So dressing up for Halloween has come to this: sexualizing little girls.
Same old, same old. We talk about this every year, don’t we?
Aggressive marketing of “sexy” Halloween costumes for women and girlsmay be obnoxious but they’re not new.
I know that the origins of this pagan homage to the dead are long gone. But do we have to abandon our more modern version, too? Can’t we still have children parade around the neighborhood for candy looking like some version of Big Bird, rather than, well, a slut?
This trend toward sexy Halloween costumes began at least 10 to 15 years ago, when the entertainment and fashion media solidified the idea that it is impossible to look “good”if you don’t also look “hot,” said Amanda Hallay, a professor of fashion and cultural history at New York City’s LIM College.
“It interested me that when Caitlyn Jenner made her first appearance as a woman on the cover of Vanity Fair, she was wearing a thigh-revealing, strapless satin basque,” Hallay said. “Such is the power of this current mindset, with everyone from news anchors to elementary school teachers believing that to look ‘good,’ they must also look ‘hot.’”
She said recent years’ Halloween costumes reflect the idea that all that counts is that women look sexy.

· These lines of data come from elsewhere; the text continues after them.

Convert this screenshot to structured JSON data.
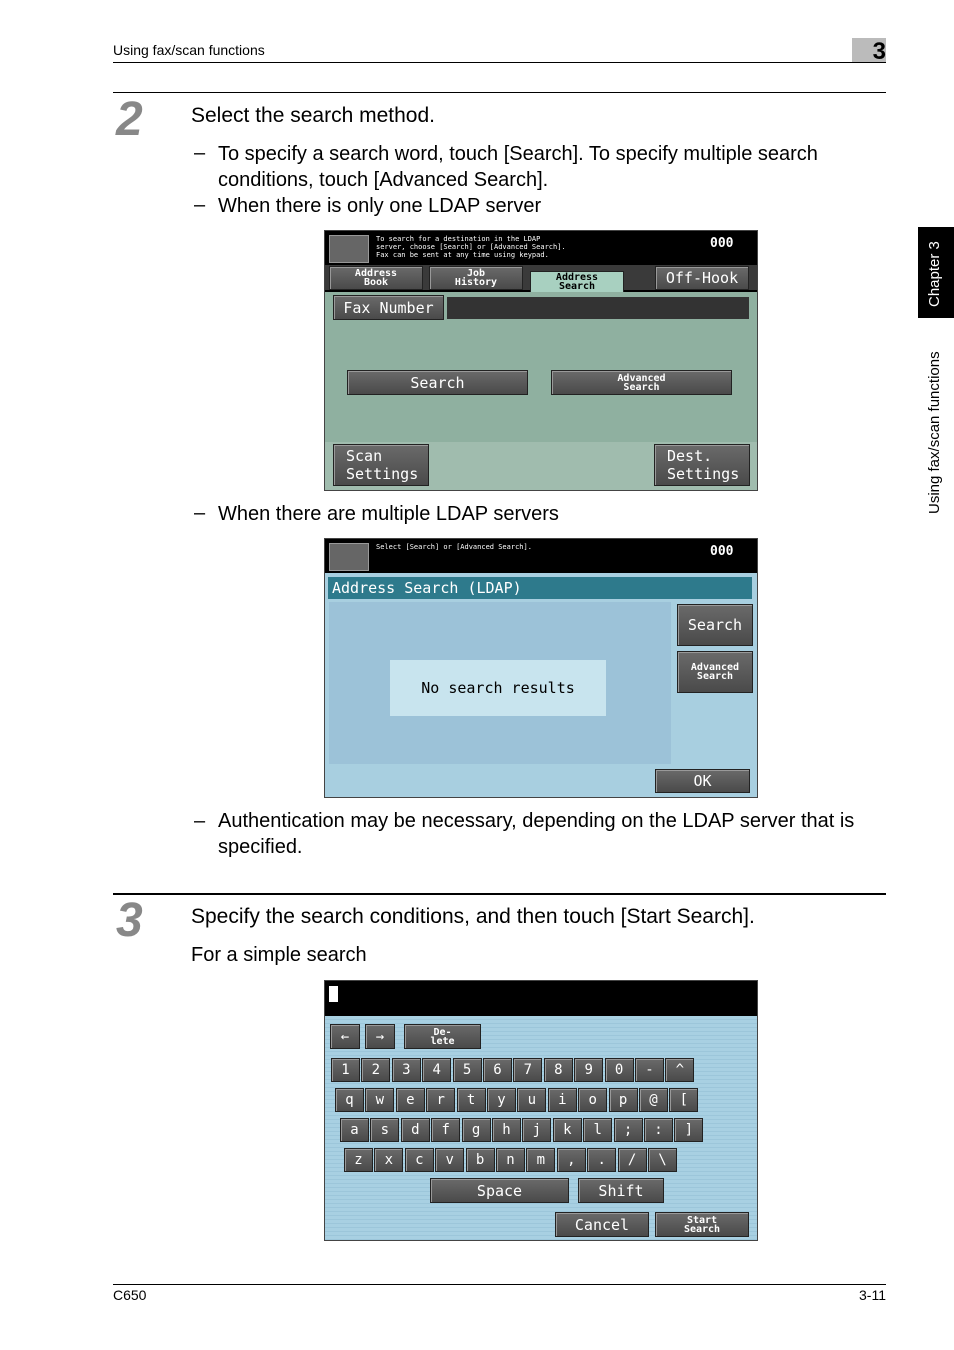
{
  "header": {
    "section": "Using fax/scan functions",
    "chapter_number": "3"
  },
  "side_tab": {
    "chapter": "Chapter 3",
    "section": "Using fax/scan functions"
  },
  "step2": {
    "number": "2",
    "title": "Select the search method.",
    "bullets": [
      "To specify a search word, touch [Search]. To specify multiple search",
      "conditions, touch [Advanced Search].",
      "When there is only one LDAP server",
      "When there are multiple LDAP servers",
      "Authentication may be necessary, depending on the LDAP server that is",
      "specified."
    ],
    "dash": "–"
  },
  "screen1": {
    "message": [
      "To search for a destination in the LDAP",
      "server, choose [Search] or [Advanced Search].",
      "Fax can be sent at any time using keypad."
    ],
    "counter": "000",
    "tabs": [
      {
        "label": "Address\nBook"
      },
      {
        "label": "Job\nHistory"
      },
      {
        "label": "Address\nSearch",
        "active": true
      }
    ],
    "off_hook": "Off-Hook",
    "fax_number": "Fax Number",
    "search": "Search",
    "advanced_search": "Advanced\nSearch",
    "scan_settings": "Scan\nSettings",
    "dest_settings": "Dest.\nSettings",
    "colors": {
      "panel": "#8fb0a0",
      "active_tab": "#a8d0c0"
    }
  },
  "screen2": {
    "message": "Select [Search] or [Advanced Search].",
    "counter": "000",
    "title": "Address Search (LDAP)",
    "search": "Search",
    "advanced_search": "Advanced\nSearch",
    "result": "No search results",
    "ok": "OK",
    "colors": {
      "title_bar": "#2e7a8c",
      "panel": "#a8cfe0"
    }
  },
  "step3": {
    "number": "3",
    "title": "Specify the search conditions, and then touch [Start Search].",
    "subtitle": "For a simple search"
  },
  "screen3": {
    "delete": "De-\nlete",
    "rows": [
      [
        "1",
        "2",
        "3",
        "4",
        "5",
        "6",
        "7",
        "8",
        "9",
        "0",
        "-",
        "^"
      ],
      [
        "q",
        "w",
        "e",
        "r",
        "t",
        "y",
        "u",
        "i",
        "o",
        "p",
        "@",
        "["
      ],
      [
        "a",
        "s",
        "d",
        "f",
        "g",
        "h",
        "j",
        "k",
        "l",
        ";",
        ":",
        "]"
      ],
      [
        "z",
        "x",
        "c",
        "v",
        "b",
        "n",
        "m",
        ",",
        ".",
        "/",
        "\\"
      ]
    ],
    "space": "Space",
    "shift": "Shift",
    "cancel": "Cancel",
    "start_search": "Start\nSearch"
  },
  "footer": {
    "model": "C650",
    "page": "3-11"
  }
}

“This is one of the reasons, along with popular shows like ‘The Walking Dead,' that dressing as a zombie is a popular Halloween costume,” Hallay said. “Zombies traditionally don clothing that is rotting off or ripped away, perfect for showing off shapely thighs or heaving bosoms.”
The gods cheated me out of both but even if they hadn’t I think some things just ought to be private. And if I still had little girls, I’d spend my last breath covering them.
Just because they make them doesn’t mean we have to buy them. There’s something to be said about poking a bed sheet with holes and turning your little monster into Casper.
The costume market realized long ago that sex sells at Halloween, Hallay said. Now, it’s practically impossible to buy a ready-made costume that isn’t a “sexy” version of itself.
“Long gone are the days when women would enjoy making themselves look as horrible and fiendish as possible on this scariest night of the year,” Hallay said. “Now, Halloween is just another excuse to wear too little, but because it’s a costume, it’s sanctioned. This is fine if you’re an adult, but what’s disturbing are the number of pre-teens and teens who are allowed to sport such sultry looks.”
Men may be the only ones having fun with their Halloween costumes. Because the pressure is not on them to look sexy, they can enjoy the one night when we’re supposed to look terrible.
Maybe Halloween is still scary after all.
Gracie Bonds Staples writes for The Atlanta Journal-Constitution.